[YOUR OBJECTIVE]: Would you copy out each line of the records below that includes the word "value"?

*** Opening of DATASET RECORDS ***

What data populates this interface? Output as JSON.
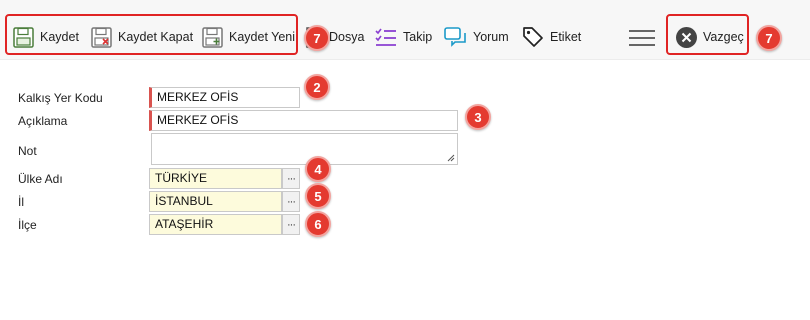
{
  "toolbar": {
    "kaydet": "Kaydet",
    "kaydet_kapat": "Kaydet Kapat",
    "kaydet_yeni": "Kaydet Yeni",
    "dosya": "Dosya",
    "takip": "Takip",
    "yorum": "Yorum",
    "etiket": "Etiket",
    "vazgec": "Vazgeç"
  },
  "form": {
    "kalkis_yer_kodu": {
      "label": "Kalkış Yer Kodu",
      "value": "MERKEZ OFİS"
    },
    "aciklama": {
      "label": "Açıklama",
      "value": "MERKEZ OFİS"
    },
    "not": {
      "label": "Not",
      "value": ""
    },
    "ulke_adi": {
      "label": "Ülke Adı",
      "value": "TÜRKİYE"
    },
    "il": {
      "label": "İl",
      "value": "İSTANBUL"
    },
    "ilce": {
      "label": "İlçe",
      "value": "ATAŞEHİR"
    },
    "lookup_label": "···"
  },
  "annotations": {
    "badge_toolbar": "7",
    "badge_kalkis": "2",
    "badge_aciklama": "3",
    "badge_ulke": "4",
    "badge_il": "5",
    "badge_ilce": "6",
    "badge_vazgec": "7"
  },
  "colors": {
    "highlight": "#e02424",
    "badge": "#e43a30",
    "required_marker": "#d9534f",
    "lookup_field_bg": "#fdfbdc",
    "icon_purple": "#8a3fd1",
    "icon_cyan": "#1b9ac9"
  },
  "icons": [
    "save-icon",
    "save-close-icon",
    "save-new-icon",
    "file-icon",
    "checklist-icon",
    "comment-icon",
    "tag-icon",
    "hamburger-menu-icon",
    "close-circle-icon"
  ]
}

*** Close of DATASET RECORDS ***

[REPLY]:
      "value": "MERKEZ OFİS"
      "value": "MERKEZ OFİS"
      "value": ""
      "value": "TÜRKİYE"
      "value": "İSTANBUL"
      "value": "ATAŞEHİR"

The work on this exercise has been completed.